*** PROVIDED RECORDS ***

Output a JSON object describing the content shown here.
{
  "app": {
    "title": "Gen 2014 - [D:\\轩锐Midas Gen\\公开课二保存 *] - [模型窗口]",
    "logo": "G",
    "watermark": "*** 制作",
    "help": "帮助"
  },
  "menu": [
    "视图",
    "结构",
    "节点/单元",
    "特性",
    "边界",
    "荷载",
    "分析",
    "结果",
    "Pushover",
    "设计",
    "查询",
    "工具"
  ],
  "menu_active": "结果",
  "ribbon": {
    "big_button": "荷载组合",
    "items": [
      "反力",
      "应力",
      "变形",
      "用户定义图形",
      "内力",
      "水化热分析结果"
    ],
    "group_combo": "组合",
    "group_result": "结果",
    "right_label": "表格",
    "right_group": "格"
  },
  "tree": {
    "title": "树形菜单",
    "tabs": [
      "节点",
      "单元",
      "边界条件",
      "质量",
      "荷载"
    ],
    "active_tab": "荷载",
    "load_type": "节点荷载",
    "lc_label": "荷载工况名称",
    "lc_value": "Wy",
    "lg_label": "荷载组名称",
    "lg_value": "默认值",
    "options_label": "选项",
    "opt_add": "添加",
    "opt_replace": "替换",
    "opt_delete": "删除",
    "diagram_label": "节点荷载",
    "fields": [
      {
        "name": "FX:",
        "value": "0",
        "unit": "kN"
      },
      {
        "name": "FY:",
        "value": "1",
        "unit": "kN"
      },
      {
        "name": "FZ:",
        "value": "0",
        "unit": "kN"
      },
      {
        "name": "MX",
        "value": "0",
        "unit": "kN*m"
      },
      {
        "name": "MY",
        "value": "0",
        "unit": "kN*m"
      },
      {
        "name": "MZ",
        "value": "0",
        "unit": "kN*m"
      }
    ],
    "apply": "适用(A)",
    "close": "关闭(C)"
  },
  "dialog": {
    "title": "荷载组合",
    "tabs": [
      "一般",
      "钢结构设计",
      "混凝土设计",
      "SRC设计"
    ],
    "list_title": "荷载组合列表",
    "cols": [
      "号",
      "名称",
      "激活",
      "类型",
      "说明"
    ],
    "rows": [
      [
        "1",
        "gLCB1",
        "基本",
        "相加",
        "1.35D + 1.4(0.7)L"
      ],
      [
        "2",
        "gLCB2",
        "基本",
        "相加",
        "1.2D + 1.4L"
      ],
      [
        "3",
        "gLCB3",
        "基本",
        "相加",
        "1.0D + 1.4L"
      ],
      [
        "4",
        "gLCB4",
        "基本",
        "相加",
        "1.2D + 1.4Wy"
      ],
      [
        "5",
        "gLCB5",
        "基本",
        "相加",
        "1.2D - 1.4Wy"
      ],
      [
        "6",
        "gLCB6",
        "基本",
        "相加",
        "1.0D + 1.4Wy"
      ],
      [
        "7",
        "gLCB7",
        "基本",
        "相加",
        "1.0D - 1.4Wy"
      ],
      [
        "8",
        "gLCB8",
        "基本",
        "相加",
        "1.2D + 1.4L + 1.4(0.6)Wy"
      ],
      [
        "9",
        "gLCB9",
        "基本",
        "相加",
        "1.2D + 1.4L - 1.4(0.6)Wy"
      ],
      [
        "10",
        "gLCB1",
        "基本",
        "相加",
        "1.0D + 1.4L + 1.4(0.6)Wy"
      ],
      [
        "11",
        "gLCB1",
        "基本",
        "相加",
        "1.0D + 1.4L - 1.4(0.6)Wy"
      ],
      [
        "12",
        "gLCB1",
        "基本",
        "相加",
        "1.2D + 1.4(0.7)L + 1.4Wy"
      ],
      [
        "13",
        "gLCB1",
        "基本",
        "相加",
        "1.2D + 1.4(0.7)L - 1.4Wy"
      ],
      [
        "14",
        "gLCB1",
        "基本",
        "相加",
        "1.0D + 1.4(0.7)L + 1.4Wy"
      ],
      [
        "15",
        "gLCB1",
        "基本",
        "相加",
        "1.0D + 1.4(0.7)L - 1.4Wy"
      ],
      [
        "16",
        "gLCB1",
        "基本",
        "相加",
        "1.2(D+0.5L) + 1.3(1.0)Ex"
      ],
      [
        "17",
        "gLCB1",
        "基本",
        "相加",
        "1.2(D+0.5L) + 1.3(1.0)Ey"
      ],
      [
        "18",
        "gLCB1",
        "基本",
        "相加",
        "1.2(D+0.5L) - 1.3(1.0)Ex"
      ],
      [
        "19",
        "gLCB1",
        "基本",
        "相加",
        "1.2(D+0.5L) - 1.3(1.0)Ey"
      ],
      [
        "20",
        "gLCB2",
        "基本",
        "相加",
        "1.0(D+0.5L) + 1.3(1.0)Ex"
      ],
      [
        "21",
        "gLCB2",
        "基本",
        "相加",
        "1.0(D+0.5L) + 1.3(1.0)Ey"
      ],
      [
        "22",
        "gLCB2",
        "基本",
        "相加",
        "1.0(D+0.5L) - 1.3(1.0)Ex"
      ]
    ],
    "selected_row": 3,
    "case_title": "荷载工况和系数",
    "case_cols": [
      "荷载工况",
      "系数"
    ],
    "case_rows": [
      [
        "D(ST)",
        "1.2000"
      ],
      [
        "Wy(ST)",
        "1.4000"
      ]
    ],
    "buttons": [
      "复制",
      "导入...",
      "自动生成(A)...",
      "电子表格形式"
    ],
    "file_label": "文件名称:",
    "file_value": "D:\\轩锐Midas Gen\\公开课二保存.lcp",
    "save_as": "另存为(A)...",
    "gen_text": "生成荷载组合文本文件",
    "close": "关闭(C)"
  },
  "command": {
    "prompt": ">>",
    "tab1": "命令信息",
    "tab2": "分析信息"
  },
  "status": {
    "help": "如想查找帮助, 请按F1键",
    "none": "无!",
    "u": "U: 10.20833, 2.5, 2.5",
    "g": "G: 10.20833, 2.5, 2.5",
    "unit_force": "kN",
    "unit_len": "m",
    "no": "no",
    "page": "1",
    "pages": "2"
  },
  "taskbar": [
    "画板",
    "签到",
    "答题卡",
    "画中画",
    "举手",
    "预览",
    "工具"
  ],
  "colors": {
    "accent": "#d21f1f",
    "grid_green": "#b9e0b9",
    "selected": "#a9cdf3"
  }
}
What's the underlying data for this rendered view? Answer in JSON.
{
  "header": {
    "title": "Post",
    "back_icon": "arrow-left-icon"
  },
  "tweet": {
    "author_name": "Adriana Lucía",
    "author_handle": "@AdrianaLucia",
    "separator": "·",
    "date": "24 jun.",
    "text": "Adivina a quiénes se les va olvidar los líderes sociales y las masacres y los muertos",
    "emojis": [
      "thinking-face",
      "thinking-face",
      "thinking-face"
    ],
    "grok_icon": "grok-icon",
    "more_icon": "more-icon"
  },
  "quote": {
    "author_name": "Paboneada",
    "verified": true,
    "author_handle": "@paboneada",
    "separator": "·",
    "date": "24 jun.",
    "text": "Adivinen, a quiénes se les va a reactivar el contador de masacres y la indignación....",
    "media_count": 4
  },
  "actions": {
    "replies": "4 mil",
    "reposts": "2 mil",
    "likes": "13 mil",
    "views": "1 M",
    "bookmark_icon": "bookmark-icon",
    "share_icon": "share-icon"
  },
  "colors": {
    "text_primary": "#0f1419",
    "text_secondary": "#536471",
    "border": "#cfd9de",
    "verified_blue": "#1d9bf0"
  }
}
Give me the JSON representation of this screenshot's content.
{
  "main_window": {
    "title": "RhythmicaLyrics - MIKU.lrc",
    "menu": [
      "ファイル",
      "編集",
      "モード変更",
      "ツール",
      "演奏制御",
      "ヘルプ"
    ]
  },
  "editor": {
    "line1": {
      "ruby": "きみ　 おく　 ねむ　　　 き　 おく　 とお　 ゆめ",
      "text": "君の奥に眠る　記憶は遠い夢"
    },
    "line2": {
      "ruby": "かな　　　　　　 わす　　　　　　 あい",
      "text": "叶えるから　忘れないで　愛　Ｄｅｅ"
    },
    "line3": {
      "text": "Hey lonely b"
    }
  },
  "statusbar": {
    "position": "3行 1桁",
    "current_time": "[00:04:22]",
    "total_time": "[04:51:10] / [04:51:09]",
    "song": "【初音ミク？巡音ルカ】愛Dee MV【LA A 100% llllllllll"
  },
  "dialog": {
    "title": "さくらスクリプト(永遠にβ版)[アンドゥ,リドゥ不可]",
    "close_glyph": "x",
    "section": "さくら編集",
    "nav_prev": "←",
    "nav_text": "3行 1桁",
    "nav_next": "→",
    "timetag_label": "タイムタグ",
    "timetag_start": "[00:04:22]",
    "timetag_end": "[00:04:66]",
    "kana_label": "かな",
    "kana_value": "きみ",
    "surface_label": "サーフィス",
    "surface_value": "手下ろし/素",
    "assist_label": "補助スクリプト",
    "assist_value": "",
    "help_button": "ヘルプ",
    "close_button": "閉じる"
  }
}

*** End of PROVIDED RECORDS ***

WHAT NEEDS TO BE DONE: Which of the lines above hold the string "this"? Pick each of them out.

PROBLEM SOLUTION:
What's the underlying data for this rendered view? Answer in JSON.
Give me the JSON representation of this screenshot's content.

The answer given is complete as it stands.